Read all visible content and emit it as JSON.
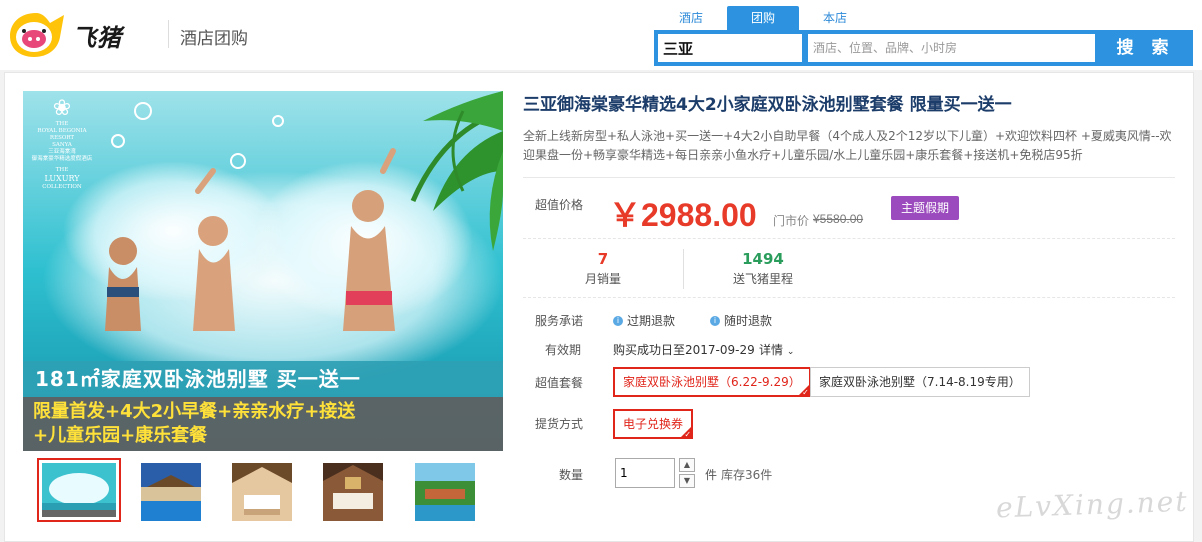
{
  "header": {
    "brand": "飞猪",
    "subtitle": "酒店团购"
  },
  "search": {
    "tabs": [
      {
        "label": "酒店",
        "active": false
      },
      {
        "label": "团购",
        "active": true
      },
      {
        "label": "本店",
        "active": false
      }
    ],
    "city_value": "三亚",
    "keyword_placeholder": "酒店、位置、品牌、小时房",
    "button_label": "搜 索"
  },
  "gallery": {
    "resort_name": [
      "THE",
      "ROYAL BEGONIA",
      "RESORT",
      "SANYA",
      "三亚海棠湾",
      "御海棠豪华精选度假酒店"
    ],
    "collection": [
      "THE",
      "LUXURY",
      "COLLECTION"
    ],
    "banner_line1": "181㎡家庭双卧泳池别墅  买一送一",
    "banner_line2": "限量首发+4大2小早餐+亲亲水疗+接送",
    "banner_line3": "+儿童乐园+康乐套餐",
    "thumbnails": 5
  },
  "product": {
    "title": "三亚御海棠豪华精选4大2小家庭双卧泳池别墅套餐 限量买一送一",
    "description": "全新上线新房型+私人泳池+买一送一+4大2小自助早餐（4个成人及2个12岁以下儿童）+欢迎饮料四杯 +夏威夷风情--欢迎果盘一份+畅享豪华精选+每日亲亲小鱼水疗+儿童乐园/水上儿童乐园+康乐套餐+接送机+免税店95折",
    "price_label": "超值价格",
    "price": "￥2988.00",
    "retail_label": "门市价",
    "retail_price": "¥5580.00",
    "theme_badge": "主题假期",
    "monthly_sales_value": "7",
    "monthly_sales_label": "月销量",
    "points_value": "1494",
    "points_label": "送飞猪里程",
    "promise_label": "服务承诺",
    "promises": [
      "过期退款",
      "随时退款"
    ],
    "validity_label": "有效期",
    "validity_value": "购买成功日至2017-09-29",
    "details_link": "详情",
    "package_label": "超值套餐",
    "packages": [
      "家庭双卧泳池别墅（6.22-9.29）",
      "家庭双卧泳池别墅（7.14-8.19专用）"
    ],
    "delivery_label": "提货方式",
    "delivery_option": "电子兑换券",
    "qty_label": "数量",
    "qty_value": "1",
    "qty_unit": "件",
    "stock": "库存36件"
  },
  "colors": {
    "accent_blue": "#2d93e0",
    "price_red": "#e83a28",
    "badge_purple": "#9b4bbd",
    "points_green": "#2a9d5c"
  },
  "watermark": "eLvXing.net"
}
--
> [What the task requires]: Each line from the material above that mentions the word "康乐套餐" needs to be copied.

> [Solution to this task]:
    "banner_line3": "+儿童乐园+康乐套餐",
    "description": "全新上线新房型+私人泳池+买一送一+4大2小自助早餐（4个成人及2个12岁以下儿童）+欢迎饮料四杯 +夏威夷风情--欢迎果盘一份+畅享豪华精选+每日亲亲小鱼水疗+儿童乐园/水上儿童乐园+康乐套餐+接送机+免税店95折",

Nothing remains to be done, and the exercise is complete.